- Mark Mulder says he’s in the final stage of rehab for his Achilles’/ankle injury and will soon make a decision on whether to resume his pitching career. “The ankle is great,” Mulder said.
Orioles executive Dan Duquette is a great fit to replace Blue Jays president and CEO Paul Beeston, but if the Jays want him, they should be willing to pay a significant price, ESPN’s Buster Olney writes (subscription required). The right executive can make a huge difference for a franchise, but Duquette is under contract with the Orioles through 2018, so if the Blue Jays want him, the Orioles should ask for top young players (as in one or more of Marcus Stroman, Aaron Sanchez, Daniel Norris, Jeff Hoffman, Max Pentecost or Richard Urena) in return. Here’s more from the AL East.

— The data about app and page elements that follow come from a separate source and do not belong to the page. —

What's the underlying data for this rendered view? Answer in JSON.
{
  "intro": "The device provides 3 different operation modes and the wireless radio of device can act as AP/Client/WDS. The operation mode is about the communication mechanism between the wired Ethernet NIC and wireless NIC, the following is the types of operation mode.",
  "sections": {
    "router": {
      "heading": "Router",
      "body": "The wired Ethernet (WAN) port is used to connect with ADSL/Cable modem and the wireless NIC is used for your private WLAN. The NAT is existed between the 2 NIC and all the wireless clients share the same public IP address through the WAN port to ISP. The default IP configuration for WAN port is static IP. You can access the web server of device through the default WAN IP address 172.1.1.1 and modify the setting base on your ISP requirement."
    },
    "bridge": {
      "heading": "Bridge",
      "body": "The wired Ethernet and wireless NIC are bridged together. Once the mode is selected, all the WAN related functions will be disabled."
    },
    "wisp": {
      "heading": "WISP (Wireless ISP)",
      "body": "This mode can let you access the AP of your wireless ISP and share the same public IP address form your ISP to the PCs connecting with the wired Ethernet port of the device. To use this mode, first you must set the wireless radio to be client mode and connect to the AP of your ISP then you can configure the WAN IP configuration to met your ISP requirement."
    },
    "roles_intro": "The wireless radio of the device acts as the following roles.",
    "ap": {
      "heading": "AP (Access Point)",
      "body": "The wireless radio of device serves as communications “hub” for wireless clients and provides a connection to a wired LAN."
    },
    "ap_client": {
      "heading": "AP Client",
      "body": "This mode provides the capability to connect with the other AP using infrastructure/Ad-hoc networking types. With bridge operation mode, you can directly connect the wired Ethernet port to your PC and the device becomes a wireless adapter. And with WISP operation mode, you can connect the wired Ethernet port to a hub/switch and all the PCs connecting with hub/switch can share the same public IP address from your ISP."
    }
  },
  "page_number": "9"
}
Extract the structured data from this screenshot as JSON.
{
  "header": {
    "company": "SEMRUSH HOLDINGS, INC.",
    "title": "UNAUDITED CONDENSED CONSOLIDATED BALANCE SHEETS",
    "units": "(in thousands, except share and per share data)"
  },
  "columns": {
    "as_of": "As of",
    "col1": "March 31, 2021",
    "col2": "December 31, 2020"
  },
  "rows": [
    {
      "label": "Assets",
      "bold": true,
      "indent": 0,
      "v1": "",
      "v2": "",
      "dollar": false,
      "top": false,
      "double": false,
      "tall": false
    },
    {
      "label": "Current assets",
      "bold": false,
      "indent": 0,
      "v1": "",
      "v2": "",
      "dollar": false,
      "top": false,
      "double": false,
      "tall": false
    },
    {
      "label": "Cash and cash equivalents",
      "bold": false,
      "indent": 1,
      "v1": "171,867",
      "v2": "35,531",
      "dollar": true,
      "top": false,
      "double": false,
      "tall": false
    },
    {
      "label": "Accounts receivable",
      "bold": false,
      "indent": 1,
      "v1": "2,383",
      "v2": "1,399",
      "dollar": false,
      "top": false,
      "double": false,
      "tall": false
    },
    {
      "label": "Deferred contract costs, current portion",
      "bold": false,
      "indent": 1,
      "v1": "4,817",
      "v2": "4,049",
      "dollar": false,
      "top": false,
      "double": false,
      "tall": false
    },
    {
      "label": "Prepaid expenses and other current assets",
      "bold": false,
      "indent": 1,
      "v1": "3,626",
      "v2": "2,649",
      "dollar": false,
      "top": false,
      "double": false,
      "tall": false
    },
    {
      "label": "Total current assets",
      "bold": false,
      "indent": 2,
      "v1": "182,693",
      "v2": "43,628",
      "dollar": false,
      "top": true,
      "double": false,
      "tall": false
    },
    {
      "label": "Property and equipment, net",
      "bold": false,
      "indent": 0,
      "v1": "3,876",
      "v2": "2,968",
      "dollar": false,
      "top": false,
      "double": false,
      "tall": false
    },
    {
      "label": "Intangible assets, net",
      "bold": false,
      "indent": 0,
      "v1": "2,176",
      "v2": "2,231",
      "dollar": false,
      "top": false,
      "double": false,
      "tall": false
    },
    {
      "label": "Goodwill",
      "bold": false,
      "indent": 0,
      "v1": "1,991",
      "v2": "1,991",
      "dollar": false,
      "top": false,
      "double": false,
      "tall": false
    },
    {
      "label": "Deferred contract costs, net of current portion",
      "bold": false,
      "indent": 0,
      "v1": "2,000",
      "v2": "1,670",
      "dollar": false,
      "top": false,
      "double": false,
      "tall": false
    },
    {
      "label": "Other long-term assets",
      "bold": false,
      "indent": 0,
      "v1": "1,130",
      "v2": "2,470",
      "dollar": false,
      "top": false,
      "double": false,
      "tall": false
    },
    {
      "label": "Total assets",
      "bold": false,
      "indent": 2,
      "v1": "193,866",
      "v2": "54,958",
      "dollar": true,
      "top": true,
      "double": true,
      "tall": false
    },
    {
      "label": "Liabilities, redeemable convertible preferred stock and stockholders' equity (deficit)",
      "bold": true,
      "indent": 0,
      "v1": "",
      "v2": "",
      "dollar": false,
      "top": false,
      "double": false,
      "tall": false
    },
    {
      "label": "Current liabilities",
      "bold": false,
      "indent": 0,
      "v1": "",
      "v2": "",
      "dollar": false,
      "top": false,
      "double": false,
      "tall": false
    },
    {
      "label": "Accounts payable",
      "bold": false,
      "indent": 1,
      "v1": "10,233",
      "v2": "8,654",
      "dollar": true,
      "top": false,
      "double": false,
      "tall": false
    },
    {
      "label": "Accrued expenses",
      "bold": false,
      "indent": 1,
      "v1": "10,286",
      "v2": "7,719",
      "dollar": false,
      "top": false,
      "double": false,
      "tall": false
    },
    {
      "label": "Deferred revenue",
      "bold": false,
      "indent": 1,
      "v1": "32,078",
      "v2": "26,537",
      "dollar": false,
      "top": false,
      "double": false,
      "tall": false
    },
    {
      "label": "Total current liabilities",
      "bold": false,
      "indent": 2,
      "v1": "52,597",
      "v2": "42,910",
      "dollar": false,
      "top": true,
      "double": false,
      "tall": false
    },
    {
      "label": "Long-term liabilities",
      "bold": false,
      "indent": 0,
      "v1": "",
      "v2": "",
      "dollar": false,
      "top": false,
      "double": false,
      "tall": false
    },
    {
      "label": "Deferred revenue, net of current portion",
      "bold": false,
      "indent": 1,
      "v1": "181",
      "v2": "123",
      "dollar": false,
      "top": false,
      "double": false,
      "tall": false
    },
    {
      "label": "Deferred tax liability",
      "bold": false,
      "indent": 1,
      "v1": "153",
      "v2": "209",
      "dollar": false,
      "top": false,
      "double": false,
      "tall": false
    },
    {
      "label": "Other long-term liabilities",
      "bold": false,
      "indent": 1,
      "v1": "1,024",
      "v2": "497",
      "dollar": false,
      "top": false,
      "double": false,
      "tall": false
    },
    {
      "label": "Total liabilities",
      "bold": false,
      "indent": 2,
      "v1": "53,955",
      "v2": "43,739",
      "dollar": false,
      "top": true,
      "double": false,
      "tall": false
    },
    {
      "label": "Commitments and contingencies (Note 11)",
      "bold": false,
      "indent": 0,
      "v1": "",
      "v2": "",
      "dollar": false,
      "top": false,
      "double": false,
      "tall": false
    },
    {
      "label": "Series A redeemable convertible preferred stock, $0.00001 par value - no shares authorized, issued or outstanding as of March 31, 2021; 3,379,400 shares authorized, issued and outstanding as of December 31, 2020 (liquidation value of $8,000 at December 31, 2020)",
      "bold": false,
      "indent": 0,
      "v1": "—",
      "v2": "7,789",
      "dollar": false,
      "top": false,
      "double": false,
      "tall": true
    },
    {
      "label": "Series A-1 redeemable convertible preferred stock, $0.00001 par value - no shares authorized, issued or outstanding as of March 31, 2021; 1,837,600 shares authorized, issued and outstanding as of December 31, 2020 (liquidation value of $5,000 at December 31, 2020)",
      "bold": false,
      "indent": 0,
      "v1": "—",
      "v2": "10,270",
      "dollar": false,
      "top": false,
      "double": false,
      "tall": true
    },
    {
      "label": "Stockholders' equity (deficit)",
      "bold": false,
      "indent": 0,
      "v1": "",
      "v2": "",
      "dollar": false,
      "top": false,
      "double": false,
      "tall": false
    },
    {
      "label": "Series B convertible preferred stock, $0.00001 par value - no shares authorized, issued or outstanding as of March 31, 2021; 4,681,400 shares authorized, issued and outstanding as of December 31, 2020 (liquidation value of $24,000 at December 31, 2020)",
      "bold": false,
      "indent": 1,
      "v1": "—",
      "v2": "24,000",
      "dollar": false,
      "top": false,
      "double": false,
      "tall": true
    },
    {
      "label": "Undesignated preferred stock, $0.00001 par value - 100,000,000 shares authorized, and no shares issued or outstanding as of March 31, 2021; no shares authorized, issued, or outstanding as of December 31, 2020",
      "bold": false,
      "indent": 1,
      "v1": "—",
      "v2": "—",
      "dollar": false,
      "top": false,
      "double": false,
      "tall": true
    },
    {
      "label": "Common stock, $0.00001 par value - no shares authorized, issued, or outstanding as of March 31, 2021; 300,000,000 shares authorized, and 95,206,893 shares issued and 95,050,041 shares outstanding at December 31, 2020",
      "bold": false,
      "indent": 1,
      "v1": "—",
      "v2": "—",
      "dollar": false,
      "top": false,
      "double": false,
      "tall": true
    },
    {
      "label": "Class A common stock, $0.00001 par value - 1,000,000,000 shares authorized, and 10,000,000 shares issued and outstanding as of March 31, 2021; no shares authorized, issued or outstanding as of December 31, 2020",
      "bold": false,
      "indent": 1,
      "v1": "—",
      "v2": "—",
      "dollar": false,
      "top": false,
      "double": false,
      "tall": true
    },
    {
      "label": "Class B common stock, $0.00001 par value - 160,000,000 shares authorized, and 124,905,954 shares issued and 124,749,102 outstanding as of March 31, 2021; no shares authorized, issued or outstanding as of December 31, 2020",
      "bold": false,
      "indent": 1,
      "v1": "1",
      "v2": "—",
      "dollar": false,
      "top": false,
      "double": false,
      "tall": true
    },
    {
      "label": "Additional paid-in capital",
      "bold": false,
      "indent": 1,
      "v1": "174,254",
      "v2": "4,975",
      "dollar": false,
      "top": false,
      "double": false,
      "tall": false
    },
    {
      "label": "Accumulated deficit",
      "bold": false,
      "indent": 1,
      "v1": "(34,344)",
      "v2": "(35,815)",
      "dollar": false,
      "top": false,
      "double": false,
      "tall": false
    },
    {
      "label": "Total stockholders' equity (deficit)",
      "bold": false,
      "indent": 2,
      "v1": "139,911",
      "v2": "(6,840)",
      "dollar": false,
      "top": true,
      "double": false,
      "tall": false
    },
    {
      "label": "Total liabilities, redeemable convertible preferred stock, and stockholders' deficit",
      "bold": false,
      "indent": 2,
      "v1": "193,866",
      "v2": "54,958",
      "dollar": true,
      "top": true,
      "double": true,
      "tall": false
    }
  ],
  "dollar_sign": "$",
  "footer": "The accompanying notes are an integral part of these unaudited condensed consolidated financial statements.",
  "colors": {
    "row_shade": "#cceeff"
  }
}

- The Orioles had hoped they could re-sign catcher Nick Hundley, but it appears he has found a two-year offer with another team, so he likely won’t be returning, MASNsports’ Roch Kubatko tweets. Hundley, 31, posted a .243/.273/.358 line in 233 plate appearances with the Padres and Orioles last season, but he has a solid defensive reputation. The O’s declined their $5MM option on Hundley in October.
- After trading Wil Myers to San Diego, the Rays remain optimistic about contending in 2015, Marc Topkin of the Tampa Bay Times writes. “While there’s been a lot of change, the talent level at the major-league level remains very high, and we should be a formidable club,” says president of baseball operations Matt Silverman. Silverman adds that although the Rays could continue making moves (Topkin mentions the possibility of a Ben Zobrist trade), they’re not likely to make “seismic changes.”